Within the data below, count the lines that include the word "Mida". Provide the number and nothing further.

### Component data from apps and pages
# # #

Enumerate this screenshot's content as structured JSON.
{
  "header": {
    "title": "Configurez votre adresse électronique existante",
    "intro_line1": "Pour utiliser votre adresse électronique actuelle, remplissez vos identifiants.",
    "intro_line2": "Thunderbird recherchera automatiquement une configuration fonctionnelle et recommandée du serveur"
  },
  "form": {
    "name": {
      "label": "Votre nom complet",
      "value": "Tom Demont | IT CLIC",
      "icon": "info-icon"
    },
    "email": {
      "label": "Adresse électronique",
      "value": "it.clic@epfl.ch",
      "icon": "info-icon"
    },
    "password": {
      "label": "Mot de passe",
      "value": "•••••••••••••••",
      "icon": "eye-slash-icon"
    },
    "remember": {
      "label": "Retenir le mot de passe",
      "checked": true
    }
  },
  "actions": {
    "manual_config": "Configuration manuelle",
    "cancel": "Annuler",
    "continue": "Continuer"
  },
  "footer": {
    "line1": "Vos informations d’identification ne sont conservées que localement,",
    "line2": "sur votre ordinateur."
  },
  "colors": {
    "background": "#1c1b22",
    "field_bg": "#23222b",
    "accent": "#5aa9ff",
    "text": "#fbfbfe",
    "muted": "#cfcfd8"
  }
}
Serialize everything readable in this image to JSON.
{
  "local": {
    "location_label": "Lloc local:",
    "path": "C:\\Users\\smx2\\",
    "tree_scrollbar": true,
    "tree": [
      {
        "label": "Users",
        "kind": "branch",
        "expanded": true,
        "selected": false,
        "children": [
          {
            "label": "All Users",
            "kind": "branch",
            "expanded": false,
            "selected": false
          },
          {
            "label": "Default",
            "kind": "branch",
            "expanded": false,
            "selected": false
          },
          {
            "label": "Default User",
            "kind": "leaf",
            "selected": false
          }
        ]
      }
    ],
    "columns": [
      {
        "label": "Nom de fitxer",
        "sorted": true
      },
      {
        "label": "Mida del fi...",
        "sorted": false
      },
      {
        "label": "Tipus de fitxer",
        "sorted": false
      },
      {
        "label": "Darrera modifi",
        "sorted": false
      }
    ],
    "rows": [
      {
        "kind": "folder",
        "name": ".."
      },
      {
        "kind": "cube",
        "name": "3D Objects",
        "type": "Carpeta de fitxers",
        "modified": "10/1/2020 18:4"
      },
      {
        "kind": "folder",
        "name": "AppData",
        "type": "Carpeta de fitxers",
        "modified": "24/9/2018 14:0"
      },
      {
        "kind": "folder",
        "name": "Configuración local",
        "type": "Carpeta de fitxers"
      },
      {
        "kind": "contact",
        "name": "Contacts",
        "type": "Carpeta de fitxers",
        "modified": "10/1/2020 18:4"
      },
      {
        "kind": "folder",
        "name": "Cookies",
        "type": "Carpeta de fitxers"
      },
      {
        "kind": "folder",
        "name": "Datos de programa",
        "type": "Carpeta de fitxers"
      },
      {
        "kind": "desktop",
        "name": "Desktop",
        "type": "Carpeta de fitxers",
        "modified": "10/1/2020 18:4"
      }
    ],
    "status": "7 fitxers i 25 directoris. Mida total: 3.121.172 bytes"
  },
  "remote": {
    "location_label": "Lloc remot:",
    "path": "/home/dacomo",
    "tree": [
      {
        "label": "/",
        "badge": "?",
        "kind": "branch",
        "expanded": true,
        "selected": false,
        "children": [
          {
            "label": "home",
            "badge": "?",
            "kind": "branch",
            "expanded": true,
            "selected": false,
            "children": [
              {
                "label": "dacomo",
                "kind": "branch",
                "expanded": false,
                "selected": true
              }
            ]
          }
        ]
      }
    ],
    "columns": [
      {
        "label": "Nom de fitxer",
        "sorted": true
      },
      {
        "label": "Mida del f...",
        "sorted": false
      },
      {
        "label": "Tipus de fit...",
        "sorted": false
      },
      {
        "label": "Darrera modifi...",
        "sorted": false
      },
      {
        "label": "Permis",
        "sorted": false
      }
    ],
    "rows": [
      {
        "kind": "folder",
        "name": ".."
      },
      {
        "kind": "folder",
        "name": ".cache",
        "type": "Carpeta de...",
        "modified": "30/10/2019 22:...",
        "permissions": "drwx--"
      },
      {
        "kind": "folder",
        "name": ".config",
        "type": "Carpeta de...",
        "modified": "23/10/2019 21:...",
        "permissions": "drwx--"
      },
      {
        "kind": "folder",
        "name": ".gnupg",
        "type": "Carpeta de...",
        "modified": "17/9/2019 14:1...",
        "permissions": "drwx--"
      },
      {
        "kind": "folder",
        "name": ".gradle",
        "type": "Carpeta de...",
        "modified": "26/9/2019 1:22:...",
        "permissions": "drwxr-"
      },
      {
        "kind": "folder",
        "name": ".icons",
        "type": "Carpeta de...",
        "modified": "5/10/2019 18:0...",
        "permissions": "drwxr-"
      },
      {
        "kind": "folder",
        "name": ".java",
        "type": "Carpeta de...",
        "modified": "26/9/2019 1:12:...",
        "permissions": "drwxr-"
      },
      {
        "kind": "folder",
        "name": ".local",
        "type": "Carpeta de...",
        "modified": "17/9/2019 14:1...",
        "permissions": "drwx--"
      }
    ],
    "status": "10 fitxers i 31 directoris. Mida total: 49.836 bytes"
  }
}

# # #

### Worked solution
4